However, the impact of this week's attacks, and one so close to the heart of Canadian political power, has prompted a big debate. Three big questions are part of the debate.
Is Canada equipped to handle such terror threats?
In both attacks this week, soldiers were targeted and killed by suspects whom Canadian authorities had barred from traveling abroad. According to the Globe and Mail, the man authorities identified as the shooter on Wednesday, Michael Zehaf-Bibeau, had been classified as a "high-risk traveler," which thwarted his reported plans to travel to Libya and learn Arabic. Martin Couture-Rouleau, the Canadian accused in the hit-and-run, had on social media expressed support for extremist groups such as the Islamic State.
Given that both men were apparently known to authorities, it is tempting to ask why more couldn't have been done to stop them. Unfortunately, that's easier said than done. Both men appear to have acted as "lone wolves," operating without coordination with other groups, which would have made their attacks hard to predict and prevent.
What's worrying for Canada is that there are probably other potential extremists out there who could do something similar. And while Canadian police officers are armed, places such as Ottawa's Parliament are remarkably open to the public, and thus open to intruders. On Thursday, Harper pledged to speed up laws to give police more powers in "surveillance, detention and arrest."
Did Canada's gun laws contribute to Wednesday's attack?
For some Americans, the fact that the relatively gun-free Canada had a gun-related incident is a sign that gun control doesn't work. In Canada, however, the debate may be more nuanced: Many of the country's gun laws are shaped by another public shooting, the 1989 Ecole Polytechnique massacre, in which a 25-year-old man shot dead 14 women with a legally purchased semi-automatic rifle. It's possible that in the coming days the focus on gun-control legislation will return.
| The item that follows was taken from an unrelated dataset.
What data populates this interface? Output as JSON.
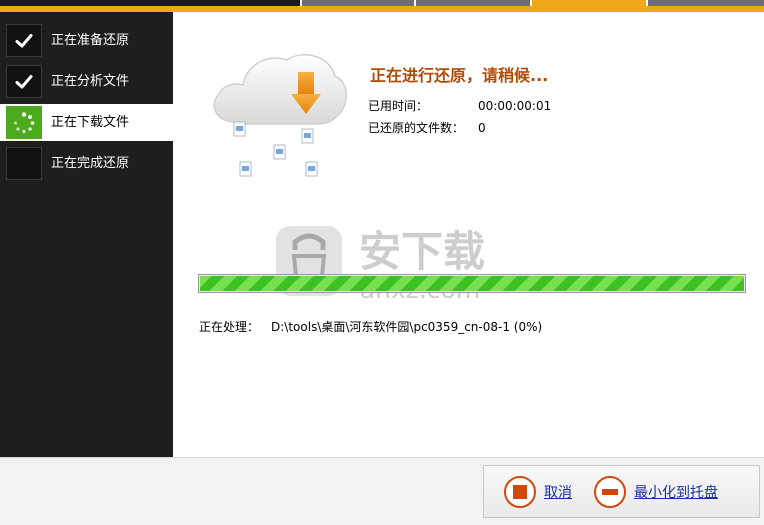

A representative of Canada's Coalition for Gun Control was hesitant to speak about how the gun-control debate might change after the Ottawa shooting until more information came out. However, the representative did note that gun control laws had been weakened since 2012 and that the Canadian Parliament had been due to debate another law that would liberalize gun control in the country when the shooting occurred.
Did Canada's foreign policy cause this?
In a widely read (and widely maligned) article written after Monday's attack for First Look, Glenn Greenwald argued that terror attacks on Canada were the logical conclusion to its 12 years of involvement in the war on terror and its 2001 intervention in the Afghanistan war. While Greenwald's article was accused of justifying terrorism for some, it's hard to ignore that both attacks occurred just weeks after Canada voted to join airstrikes against the Islamic State.
“Some aspects of Canadian foreign policy, such as our Iraq deployment, likely contributed to the Saint-Jean incident and may well have contributed to the events in Ottawa,” Rex Brynen, a professor of political science at McGill University, told Bloomberg News, referring to the hit-and-run. “I would be 100 percent certain that the government’s own risk assessment said that this was going to make us more of a target. That was simply part of the price for doing business.”
Of course, it would be uncomfortable to imagine that terror attacks such as these could prompt a change in policy from Canada — it'd give terrorists a clear reason for more attacks, for one thing. But the evidence suggests that is unlikely. The threat of terror has not dissuaded the United States or other nations from fighting Islamist extremists abroad, and while Canada has a strong opposition movement, its arguments are more complex than a simple fear of terror.